Today was a red-letter day for the Indian Navy and the nation’s effort in mastering indigenous technology, as Defence Minister Manohar Parrikar commissioned INS Chennai – the biggest indigenously-built stealth warship in Mumbai.
The historic event had in attendance Chief of Naval Staff Admiral Sunil Lanba, Vice Admiral Girish Luthra – Flag Officer Commanding in Chief – Western Command and several top naval officials in attendance.
Manohar Parrikar addressing the gathering after the induction said “Today is a historic day for the Indian Navy as the last of the P-15A class destroyers formally enters service. The ship represents a significant coming of ages in our warship building capacity. The induction of Chennai is an important milestone in our relentless journey towards achieving self-reliance in battle readiness.”
The Defence Minister lauded Mazagon Docks saying “Chennai is yet another feather in the cap of MDL, which has translated a complex design into three state-of-art warships. MDL has been delivering quality products to the Indian Navy, as also offering wide product for domestic and over sea clientele.”
Lauding the efforts of the shipyard, he further said “By delivering three frigates of Project-17, three destroyers of Project – 15A and launching of two ships of Project – 15B, over the last six years the shipyard has set a very high standard in shipbuilding. I expect that the same tempo will be maintained by the shipyard towards progress of Project – 75 submarines, P-15B destroyers and Project -17A frigates.”
INS Chennai is the third and the last warship to be built under ‘Project – 15A’ in which the navy acquired three stealth guided missile destroyers. These warships were designed by the navy’s Directorate of Naval Design and were built using extensive indigenous technology by Mumbai based Mazagon Dock Shipbuilders Limited (MDSL).
INS Chennai is armed with the latest weaponry and sensory package and this gives the navy a fillip to its capabilities in countering a wide array of maritime threats. The warship becomes the navy’s tenth destroyer and will be based under the operational command of the Western fleet and will be homeported either in Mumbai or Karwar.
CNS Admiral Sunil Lanba, termed the induction of Chennai as a boost to the navy’s striking power. Lanba also praised the efforts of MDSL and said the shipyard has played a significant role in helping the navy transit from a buyer to a builder to a designer force.
Powered by efficient gas-gas turbine propulsion systems, the 7,500 tonne destroyer is capable of achieving speeds up to 32 knots. Chennai will be manned by 40 officers and 350 sailors. Captain Ram Mohan Praveen Nayak will serve as the maiden commander of the warship.

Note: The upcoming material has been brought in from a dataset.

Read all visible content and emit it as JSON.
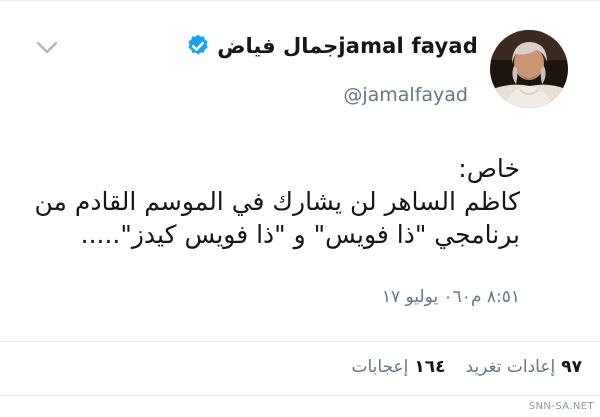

Indigenously developed BrahMos surface-surface cruise missiles, having a range of 300+ kilometres, give the vessel unmatched striking power. It is also equipped with twin heavy-weight torpedo launchers to counter any lurking sub-surface targets. The 70-mm naval gun can effectively hunt down surface targets.
The Indo-Israeli developed Barak-8 Long Range Surface to Air Missile (LRSAM) enables the vessel to counter any aerial targets. Indigenously developed Kavach chaff launchers and Marech torpedo decoy systems, enable Chennai to deceive hostile offensive systems.
The Kolkata-class destroyers feature the EL/M – 2248 MF-STAR AESA multi-function, medium-range guidance radars. This is further complemented by the Israeli origin EL/M- 2238 STAR surveillance radar and Thales LW-08 air search radar systems.
The frontline battle ship is equipped with the ‘HUMSA-NG’ hull mounted sonar system developed by state-run BEL. These sensory systems effectively act as the vessel’s ears and eyes providing the crew with unmatched operational awareness.
The navy has been concentrating on developing a reliable ‘network centric’ force. In this regard, INS Chennai is equipped with sophisticated digital network aided systems like Combat Management System (CMS), Auxiliary Control System (ACS), Integrated Ship Data Network (AISDN) and Automatic Power Management System (APMS). The navy describes these destroyers as ‘Network of Networks’.
INS Chennai, featuring high level of indigenisation, becomes the latest indigenously-built warship to be commissioned by the Navy. Electronic Warfare suites, ship’s stabilisers, foldable hanger doors, sonar systems, decoy systems and helo traversing systems are a few of the advanced indigenous technologies to have made it on-board the vessel.
According to Admiral Sunil Lanba – the navy has been successfully in achieving 100% indigenisation in the float component i.e the skeel and hull fabrication. In the move component, which includes the engines and other things it is about 65% and in the weapon and fight component the number stands at 40%. The navy coupled with the efforts of shipyards and developmental agencies is working relentlessly to attain 100% indigenisation on its platforms.
The vessel utilizing its weaponry systems can neutralize land based targets as well as surface and sub-surface threats. The induction of INS Chennai is undoubtedly a shot in the arm for the navy’s striking power along the vulnerable Western sea board.
© KARTHIK KAKOOR